I’m currently resting in the pause between fiction projects. My latest completed-for-now manuscript, a cozy mystery, is in the hands of beta readers, and I’m about to jump back into a romance novel that’s been marinating for a few months. In between, I revised three short stories that had been cooling on the corner of my desk for a good six months—all of them Twilight Zone-esque tales of psychological suspense.
Three different genres, but all highlight costume and karma. In fact, two of my creepy short stories feature clothing with magical properties. My female protagonists use clothing to express their inner sparkle, their complex, artistic souls.
Several male critique partners have pointed out how often I focus on what my characters are wearing. (Women readers don’t seem to mind.) And what do I wear as I write these stories? Mostly exercise gear, stuff I’d never wear outside my home unless on my way to the gym. It’s comfortable, but not creative or glamorous. Hmm—do you suppose my protagonists are trying to tell me something?
My upbringing urged me to be modest, obedient, not to call attention to myself. I thought I was done with that nonsense, having accepted my inner applause junkie long ago. But my protagonists are pointing out a bit of self-sabotage I’d do well to notice.
And while in real life I endeavor to have faith in karma and tamp down my tendency to be judgmental, in my fiction someone nasty always gets what’s coming to him or her. If I do my job well, that comeuppance arrives in unexpected ways, but arrive it does. In real life, I’m a powerless observer; on the page, I’m an avenging fury.

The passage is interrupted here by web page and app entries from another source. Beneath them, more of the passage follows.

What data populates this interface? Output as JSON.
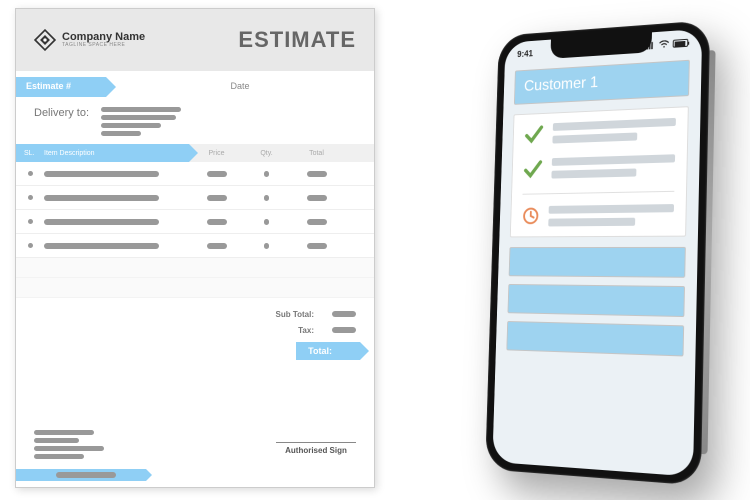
{
  "doc": {
    "company_name": "Company Name",
    "tagline": "TAGLINE SPACE HERE",
    "title": "ESTIMATE",
    "estimate_label": "Estimate #",
    "date_label": "Date",
    "delivery_label": "Delivery to:",
    "columns": {
      "sl": "SL.",
      "desc": "Item Description",
      "price": "Price",
      "qty": "Qty.",
      "total": "Total"
    },
    "subtotal_label": "Sub Total:",
    "tax_label": "Tax:",
    "total_label": "Total:",
    "sign_label": "Authorised Sign"
  },
  "phone": {
    "time": "9:41",
    "customer_title": "Customer 1"
  },
  "colors": {
    "accent": "#8fcff5",
    "check": "#6fa84f",
    "clock": "#e98b5a"
  }
}
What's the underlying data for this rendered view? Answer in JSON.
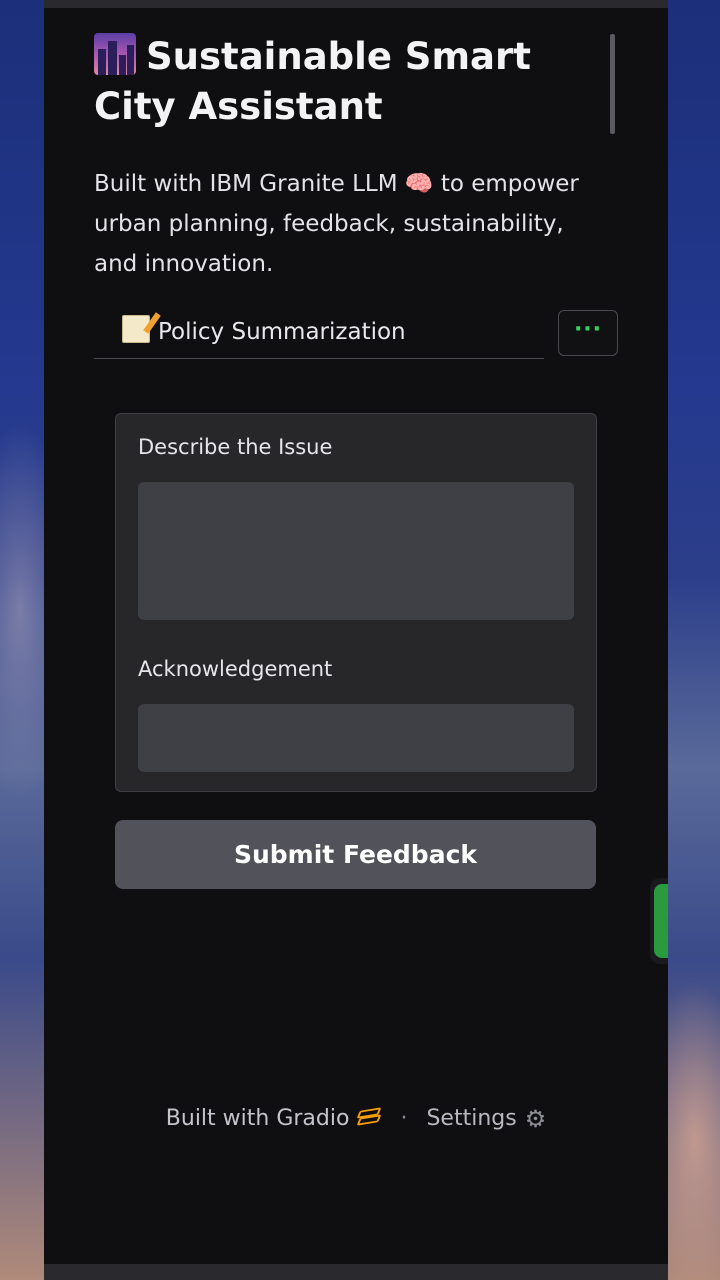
{
  "header": {
    "title": "Sustainable Smart City Assistant",
    "title_icon": "city-at-dusk-emoji",
    "description": "Built with IBM Granite LLM 🧠 to empower urban planning, feedback, sustainability, and innovation."
  },
  "tabs": {
    "active_label": "Policy Summarization",
    "active_icon": "memo-emoji",
    "more_label": "···",
    "more_color": "#2fd65a"
  },
  "form": {
    "issue_label": "Describe the Issue",
    "issue_value": "",
    "ack_label": "Acknowledgement",
    "ack_value": ""
  },
  "actions": {
    "submit_label": "Submit Feedback"
  },
  "footer": {
    "built_with": "Built with Gradio",
    "separator": "·",
    "settings": "Settings",
    "gradio_icon": "gradio-logo-icon",
    "settings_icon": "gear-icon"
  },
  "colors": {
    "background": "#0f0f11",
    "card": "#27272a",
    "input": "#3f3f46",
    "button": "#52525b",
    "accent_green": "#2fd65a",
    "gradio_orange": "#f59e0b"
  }
}
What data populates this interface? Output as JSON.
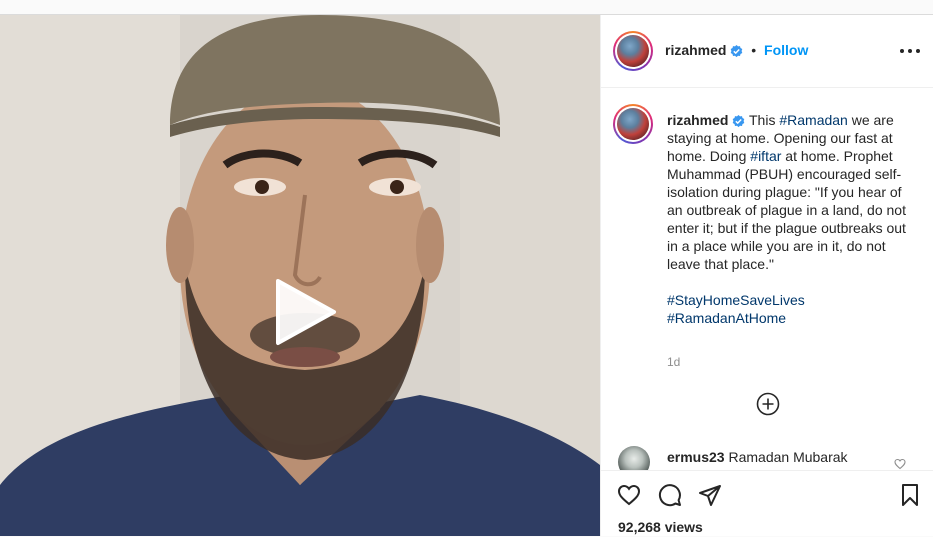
{
  "post": {
    "username": "rizahmed",
    "follow_label": "Follow",
    "separator": "•",
    "verified_icon": "verified-badge-icon",
    "accent_color": "#0095f6",
    "link_color": "#00376b"
  },
  "caption": {
    "username": "rizahmed",
    "t1": "This ",
    "tag1": "#Ramadan",
    "t2": " we are staying at home. Opening our fast at home. Doing ",
    "tag2": "#iftar",
    "t3": " at home. Prophet Muhammad (PBUH) encouraged self-isolation during plague: \"If you hear of an outbreak of plague in a land, do not enter it; but if the plague outbreaks out in a place while you are in it, do not leave that place.\"",
    "hashtag_a": "#StayHomeSaveLives",
    "hashtag_b": "#RamadanAtHome",
    "time": "1d"
  },
  "comments": [
    {
      "username": "ermus23",
      "text": "Ramadan Mubarak"
    }
  ],
  "actions": {
    "icons": [
      "heart-icon",
      "comment-icon",
      "share-icon",
      "bookmark-icon"
    ],
    "views": "92,268 views"
  },
  "video": {
    "state": "paused",
    "icon": "play-icon"
  }
}
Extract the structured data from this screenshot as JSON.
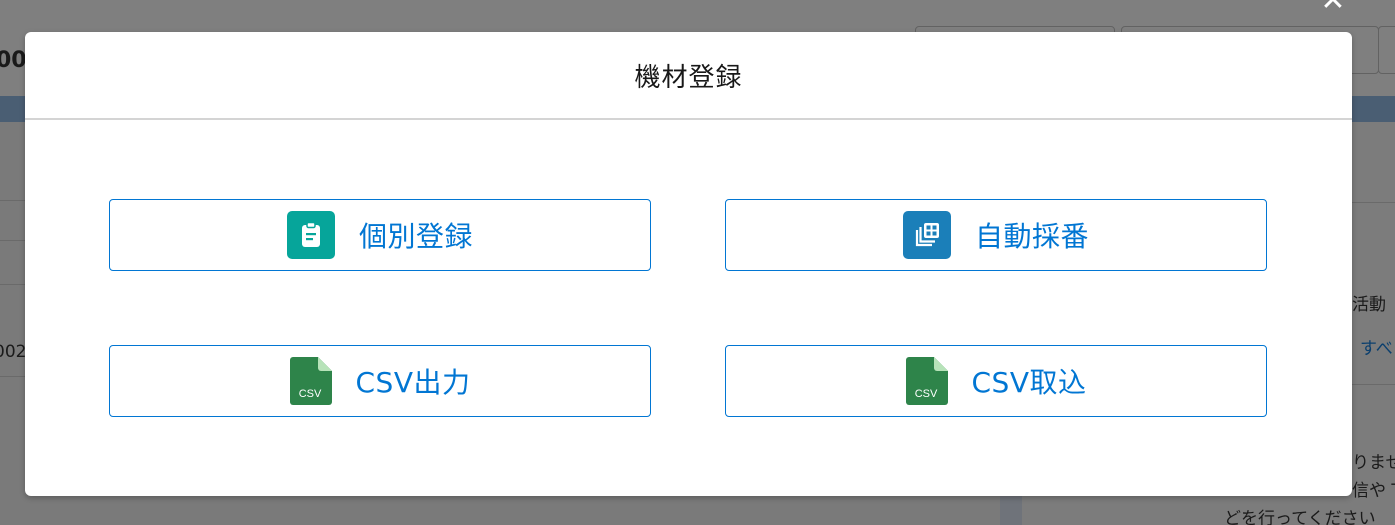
{
  "background": {
    "left_text_1": "00",
    "left_text_2": "002",
    "right_text_1": "活動",
    "right_text_2": "すべ",
    "right_text_3": "りませ",
    "right_text_4": "信や T",
    "right_text_5": "どを行ってください"
  },
  "modal": {
    "title": "機材登録",
    "close_glyph": "✕",
    "buttons": [
      {
        "label": "個別登録",
        "icon": "clipboard-icon",
        "icon_color": "#06a59a"
      },
      {
        "label": "自動採番",
        "icon": "stacked-grid-icon",
        "icon_color": "#1b7fb9"
      },
      {
        "label": "CSV出力",
        "icon": "csv-file-icon",
        "icon_color": "#2e844a",
        "icon_text": "CSV"
      },
      {
        "label": "CSV取込",
        "icon": "csv-file-icon",
        "icon_color": "#2e844a",
        "icon_text": "CSV"
      }
    ]
  },
  "colors": {
    "accent": "#0176d3",
    "overlay": "#7f7f7f"
  }
}
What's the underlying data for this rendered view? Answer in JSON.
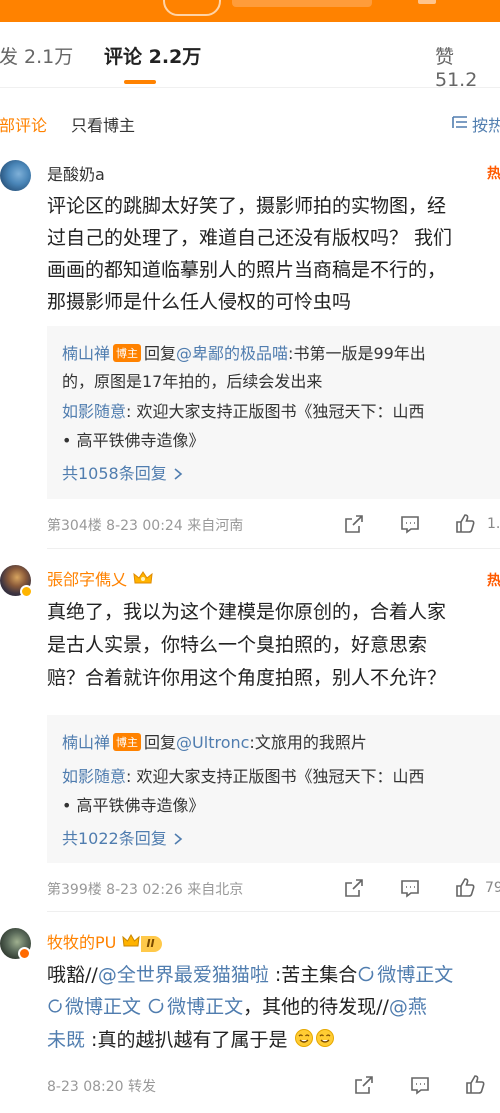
{
  "tabs": {
    "repost": "发 2.1万",
    "comment": "评论 2.2万",
    "like": "赞 51.2"
  },
  "filter": {
    "all": "部评论",
    "blogger_only": "只看博主",
    "sort": "按热"
  },
  "comments": [
    {
      "user": "是酸奶a",
      "hot": "热",
      "lines": [
        "评论区的跳脚太好笑了，摄影师拍的实物图，经",
        "过自己的处理了，难道自己还没有版权吗？ 我们",
        "画画的都知道临摹别人的照片当商稿是不行的，",
        "那摄影师是什么任人侵权的可怜虫吗"
      ],
      "reply1": {
        "user": "楠山禅",
        "badge": "博主",
        "prefix": "回复",
        "mention": "@卑鄙的极品喵",
        "text": ":书第一版是99年出",
        "cont": "的，原图是17年拍的，后续会发出来"
      },
      "reply2": {
        "user": "如影随意",
        "text": ": 欢迎大家支持正版图书《独冠天下：山西",
        "cont": "• 高平铁佛寺造像》"
      },
      "more": "共1058条回复",
      "meta": "第304楼 8-23 00:24 来自河南",
      "likes": "1."
    },
    {
      "user": "張郃字儁乂",
      "hot": "热",
      "lines": [
        "真绝了，我以为这个建模是你原创的，合着人家",
        "是古人实景，你特么一个臭拍照的，好意思索",
        "赔？合着就许你用这个角度拍照，别人不允许？"
      ],
      "reply1": {
        "user": "楠山禅",
        "badge": "博主",
        "prefix": "回复",
        "mention": "@Ultronc",
        "text": ":文旅用的我照片"
      },
      "reply2": {
        "user": "如影随意",
        "text": ": 欢迎大家支持正版图书《独冠天下：山西",
        "cont": "• 高平铁佛寺造像》"
      },
      "more": "共1022条回复",
      "meta": "第399楼 8-23 02:26 来自北京",
      "likes": "79"
    },
    {
      "user": "牧牧的PU",
      "level": "II",
      "line1_pre": "哦豁//",
      "line1_mention": "@全世界最爱猫猫啦",
      "line1_text": " :苦主集合",
      "line1_link": "微博正文",
      "line2_link1": "微博正文",
      "line2_link2": "微博正文",
      "line2_text": "，其他的待发现//",
      "line2_mention": "@燕",
      "line3_mention": "未既",
      "line3_text": " :真的越扒越有了属于是",
      "meta": "8-23 08:20 转发"
    }
  ],
  "colors": {
    "accent": "#ff8200",
    "link": "#507daf",
    "hot": "#ff5a00"
  }
}
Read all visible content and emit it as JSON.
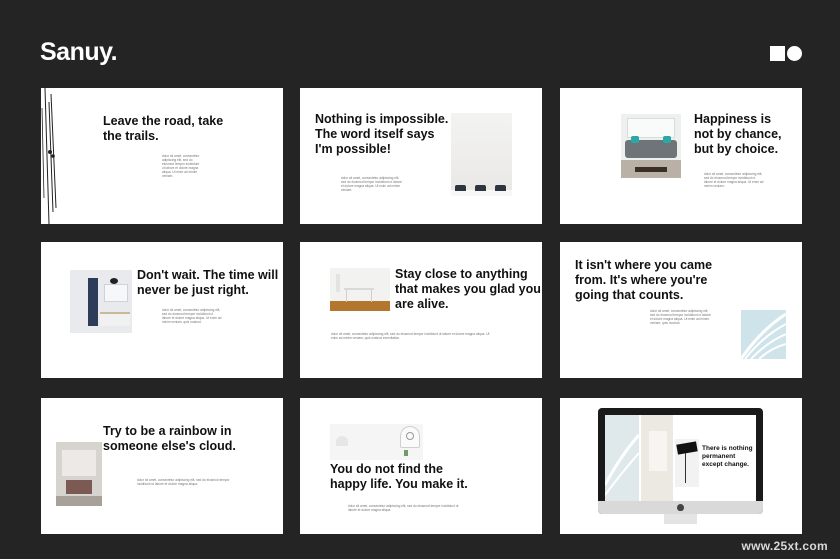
{
  "brand": {
    "name": "Sanuy."
  },
  "slides": [
    {
      "heading": "Leave the road, take the trails.",
      "body": "dolor sit amet, consectetur adipiscing elit, sed do eiusmod tempor incididunt ut labore et dolore magna aliqua. Ut enim ad minim veniam."
    },
    {
      "heading": "Nothing is impossible. The word itself says I'm possible!",
      "body": "dolor sit amet, consectetur adipiscing elit, sed do eiusmod tempor incididunt ut labore et dolore magna aliqua. Ut enim ad minim veniam."
    },
    {
      "heading": "Happiness is not by chance, but by choice.",
      "body": "dolor sit amet, consectetur adipiscing elit, sed do eiusmod tempor incididunt ut labore et dolore magna aliqua. Ut enim ad minim veniam."
    },
    {
      "heading": "Don't wait. The time will never be just right.",
      "body": "dolor sit amet, consectetur adipiscing elit, sed do eiusmod tempor incididunt ut labore et dolore magna aliqua. Ut enim ad minim veniam, quis nostrud."
    },
    {
      "heading": "Stay close to anything that makes you glad you are alive.",
      "body": "dolor sit amet, consectetur adipiscing elit, sed do eiusmod tempor incididunt ut labore et dolore magna aliqua. Ut enim ad minim veniam, quis nostrud exercitation."
    },
    {
      "heading": "It isn't where you came from. It's where you're going that counts.",
      "body": "dolor sit amet, consectetur adipiscing elit, sed do eiusmod tempor incididunt ut labore et dolore magna aliqua. Ut enim ad minim veniam, quis nostrud."
    },
    {
      "heading": "Try to be a rainbow in someone else's cloud.",
      "body": "dolor sit amet, consectetur adipiscing elit, sed do eiusmod tempor incididunt ut labore et dolore magna aliqua."
    },
    {
      "heading": "You do not find the happy life. You make it.",
      "body": "dolor sit amet, consectetur adipiscing elit, sed do eiusmod tempor incididunt ut labore et dolore magna aliqua."
    },
    {
      "heading": "There is nothing permanent except change."
    }
  ],
  "watermark": "www.25xt.com"
}
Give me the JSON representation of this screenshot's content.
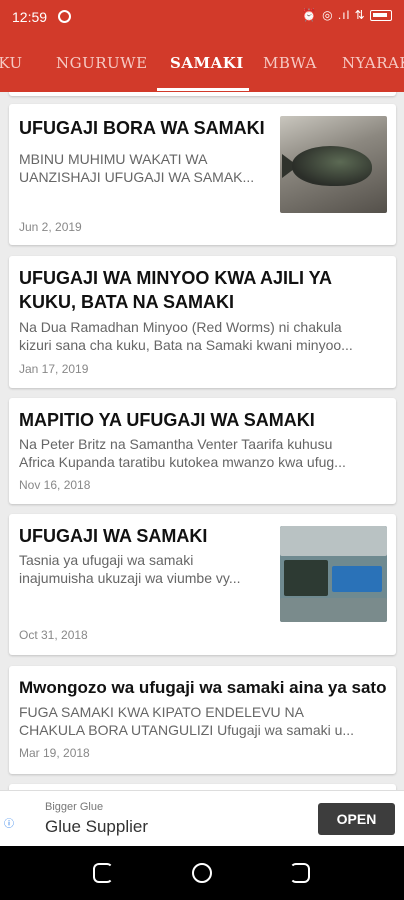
{
  "status_bar": {
    "time": "12:59",
    "right_icons": "⏰ ◎ .ıl ⇅"
  },
  "tabs": [
    {
      "label": "KUKU"
    },
    {
      "label": "NGURUWE"
    },
    {
      "label": "SAMAKI"
    },
    {
      "label": "MBWA"
    },
    {
      "label": "NYARAKA"
    }
  ],
  "active_tab": "SAMAKI",
  "articles": [
    {
      "title": "UFUGAJI BORA WA SAMAKI",
      "excerpt": "MBINU MUHIMU WAKATI WA\nUANZISHAJI UFUGAJI WA SAMAK...",
      "date": "Jun 2, 2019",
      "thumb": "tilapia-fish-image"
    },
    {
      "title": "UFUGAJI WA MINYOO KWA AJILI YA KUKU, BATA NA SAMAKI",
      "excerpt": "Na Dua Ramadhan Minyoo (Red Worms) ni chakula\nkizuri sana cha kuku, Bata na Samaki kwani minyoo...",
      "date": "Jan 17, 2019"
    },
    {
      "title": "MAPITIO YA UFUGAJI WA SAMAKI",
      "excerpt": "Na Peter Britz na Samantha Venter Taarifa kuhusu\nAfrica Kupanda taratibu kutokea mwanzo kwa ufug...",
      "date": "Nov 16, 2018"
    },
    {
      "title": "UFUGAJI WA SAMAKI",
      "excerpt": "Tasnia ya ufugaji wa samaki\ninajumuisha ukuzaji wa viumbe vy...",
      "date": "Oct 31, 2018",
      "thumb": "fish-farm-tanks-image"
    },
    {
      "title": "Mwongozo wa ufugaji wa samaki aina ya sato",
      "excerpt": "FUGA SAMAKI KWA KIPATO ENDELEVU NA\nCHAKULA BORA UTANGULIZI Ufugaji wa samaki u...",
      "date": "Mar 19, 2018"
    }
  ],
  "ad": {
    "subtitle": "Bigger Glue",
    "title": "Glue Supplier",
    "button": "OPEN"
  },
  "colors": {
    "header": "#d23a2a",
    "background": "#ececec"
  }
}
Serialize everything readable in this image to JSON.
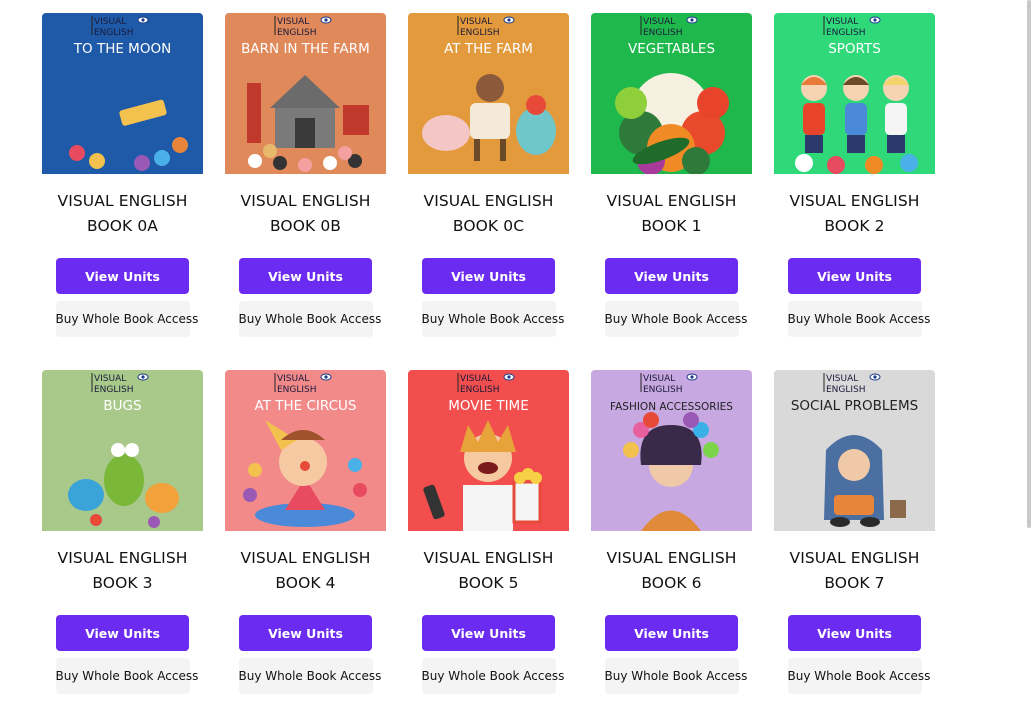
{
  "buttons": {
    "view_units": "View Units",
    "buy_access": "Buy Whole Book Access"
  },
  "books": [
    {
      "series": "VISUAL ENGLISH",
      "book": "BOOK 0A",
      "cover_title": "TO THE MOON",
      "bg": "#1e5aa8",
      "fg": "#ffffff",
      "icon": "moon-icon",
      "accent": "#f3e6c8"
    },
    {
      "series": "VISUAL ENGLISH",
      "book": "BOOK 0B",
      "cover_title": "BARN IN THE FARM",
      "bg": "#e0895a",
      "fg": "#ffffff",
      "icon": "barn-icon",
      "accent": "#c0392b"
    },
    {
      "series": "VISUAL ENGLISH",
      "book": "BOOK 0C",
      "cover_title": "AT THE FARM",
      "bg": "#e39a3c",
      "fg": "#ffffff",
      "icon": "cow-icon",
      "accent": "#f5c6c6"
    },
    {
      "series": "VISUAL ENGLISH",
      "book": "BOOK 1",
      "cover_title": "VEGETABLES",
      "bg": "#1fb84d",
      "fg": "#ffffff",
      "icon": "vegetables-icon",
      "accent": "#e8442b"
    },
    {
      "series": "VISUAL ENGLISH",
      "book": "BOOK 2",
      "cover_title": "SPORTS",
      "bg": "#2fd97a",
      "fg": "#ffffff",
      "icon": "sports-icon",
      "accent": "#f08a24"
    },
    {
      "series": "VISUAL ENGLISH",
      "book": "BOOK 3",
      "cover_title": "BUGS",
      "bg": "#a8c98a",
      "fg": "#ffffff",
      "icon": "bug-icon",
      "accent": "#3aa3d8"
    },
    {
      "series": "VISUAL ENGLISH",
      "book": "BOOK 4",
      "cover_title": "AT THE CIRCUS",
      "bg": "#f28a8a",
      "fg": "#ffffff",
      "icon": "circus-icon",
      "accent": "#e84a5f"
    },
    {
      "series": "VISUAL ENGLISH",
      "book": "BOOK 5",
      "cover_title": "MOVIE TIME",
      "bg": "#f24e4e",
      "fg": "#ffffff",
      "icon": "popcorn-icon",
      "accent": "#f7d046"
    },
    {
      "series": "VISUAL ENGLISH",
      "book": "BOOK 6",
      "cover_title": "FASHION ACCESSORIES",
      "bg": "#c7a8e0",
      "fg": "#222222",
      "icon": "fashion-icon",
      "accent": "#e85fa0"
    },
    {
      "series": "VISUAL ENGLISH",
      "book": "BOOK 7",
      "cover_title": "SOCIAL PROBLEMS",
      "bg": "#d9d9d9",
      "fg": "#222222",
      "icon": "hoodie-icon",
      "accent": "#4a6fa0"
    }
  ]
}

I’ll bet it would take years of therapy to gain this kind of insight. Okay, writing fiction is just as time-consuming, but it’s cheaper! What have you learned about yourself from your fictional creations?